This started out as a personal passion project and I am grateful for the Pacific Daily News and its support in providing editing resources, a valuable platform, and a local and online audience.
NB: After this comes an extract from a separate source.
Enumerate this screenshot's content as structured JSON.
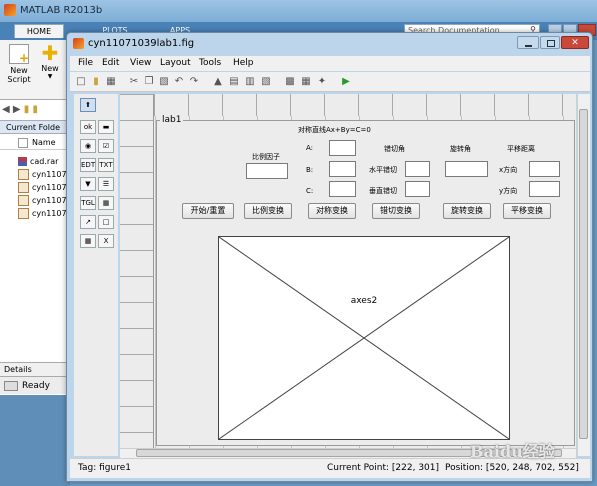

They give me a modest stipend while I continue to search out grants and additional sponsorships and partnerships to fund the documentary.

Jeremy and Jay Castro at Brand Marinade and Fina’denne’ are terrific sponsors, helping with logistics and staffing at events and setting up the website, where we post all the stories, photos and videos.

In addition, has merchandise — apparel, posters and soon signed art prints — for purchase to support the documentary.

I plan to ramp up coverage and would need more support, so please reach out to me at with future events, names of CHamorus doing amazing things, grants, moneymaking ideas, extra airline miles and hotel points, and chenchule.

Being the respectful CHamoru my father and mother raised me to be, I’ll find a way to reciprocate your generosity and be forever grateful for any support.

“Manaotao Sanlagu” is Manny Crisostomo’s ongoing visual documentary of CHamorus from the Marianas living overseas that is featured weekly in the PDN. If you or someone you know would like to be part of this documentary or wish to support this project, contact Crisostomo at The project is sponsored in part by Brand Marinade, a CHamoru-owned creative agency in the San Francisco Bay Area.